** TASK STATEMENT **
Which lines of the entries hold the string "journal"? Copy each one.

** DATA PROVIDED **
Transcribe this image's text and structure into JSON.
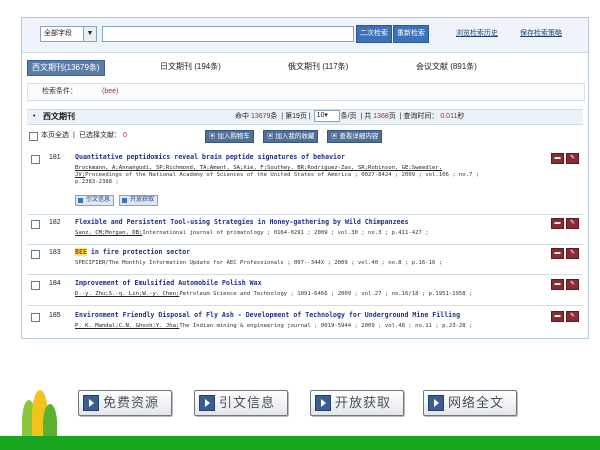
{
  "search": {
    "field_value": "全部字段",
    "query_value": "",
    "btn_secondary": "二次检索",
    "btn_new": "重新检索",
    "link_history": "浏览检索历史",
    "link_save": "保存检索策略"
  },
  "tabs": [
    {
      "label": "西文期刊(13679条)"
    },
    {
      "label": "日文期刊 (194条)"
    },
    {
      "label": "俄文期刊 (117条)"
    },
    {
      "label": "会议文献 (891条)"
    }
  ],
  "condition": {
    "label": "检索条件：",
    "value": "(bee)"
  },
  "section": {
    "title": "西文期刊",
    "hit_label": "命中",
    "hit_count": "13679",
    "hit_unit": "条",
    "page_label": "第19页",
    "page_size": "10",
    "per_page": "条/页",
    "total_label": "共",
    "total_pages": "1368",
    "total_unit": "页",
    "time_label": "查询时间：",
    "time_value": "0.011",
    "time_unit": "秒"
  },
  "toolbar": {
    "select_all": "本页全选",
    "selected_label": "已选择文献：",
    "selected_count": "0",
    "btn_cart": "加入购物车",
    "btn_fav": "加入我的收藏",
    "btn_detail": "查看详细内容"
  },
  "records": [
    {
      "num": "181",
      "title": "Quantitative peptidomics reveal brain peptide signatures of behavior",
      "authors": "Brockmann, A;Annangudi, SP;Richmond, TA;Ament, SA;Xie, F;Southey, BR;Rodriguez-Zas, SR;Robinson, GE;Sweedler,",
      "line2_author": "JV;",
      "line2_rest": "Proceedings of the National Academy of Sciences of the United States of America ; 0027-8424 ; 2009 ; vol.106 ; no.7 ;",
      "line3": "p.2383-2388 ;",
      "btn_cite": "引文信息",
      "btn_open": "开放获取"
    },
    {
      "num": "182",
      "title": "Flexible and Persistent Tool-using Strategies in Honey-gathering by Wild Chimpanzees",
      "authors": "Sanz, CM;Morgan, DB;",
      "rest": "International journal of primatology ; 0164-0291 ; 2009 ; vol.30 ; no.3 ; p.411-427 ;"
    },
    {
      "num": "183",
      "title_hl": "BEE",
      "title": " in fire protection sector",
      "rest": "SPECIFIER/The Monthly Information Update for AEC Professionals ; 007--344X ; 2009 ; vol.40 ; no.8 ; p.16-16 ;"
    },
    {
      "num": "184",
      "title": "Improvement of Emulsified Automobile Polish Wax",
      "authors": "D.-y. Zhu;S.-q. Lin;W.-y. Chen;",
      "rest": "Petroleum Science and Technology ; 1091-6466 ; 2009 ; vol.27 ; no.16/18 ; p.1951-1958 ;"
    },
    {
      "num": "185",
      "title": "Environment Friendly Disposal of Fly Ash - Development of Technology for Underground Mine Filling",
      "authors": "P. K. Mandal;C.N. Ghosh;Y. Jha;",
      "rest": "The Indian mining & engineering journal ; 0019-5944 ; 2009 ; vol.48 ; no.11 ; p.23-28 ;"
    }
  ],
  "bottom": {
    "btn_free": "免费资源",
    "btn_cite": "引文信息",
    "btn_open": "开放获取",
    "btn_fulltext": "网络全文"
  }
}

** RESPONSE TO THIS EXERCISE **
      "rest": "International journal of primatology ; 0164-0291 ; 2009 ; vol.30 ; no.3 ; p.411-427 ;"
      "rest": "The Indian mining & engineering journal ; 0019-5944 ; 2009 ; vol.48 ; no.11 ; p.23-28 ;"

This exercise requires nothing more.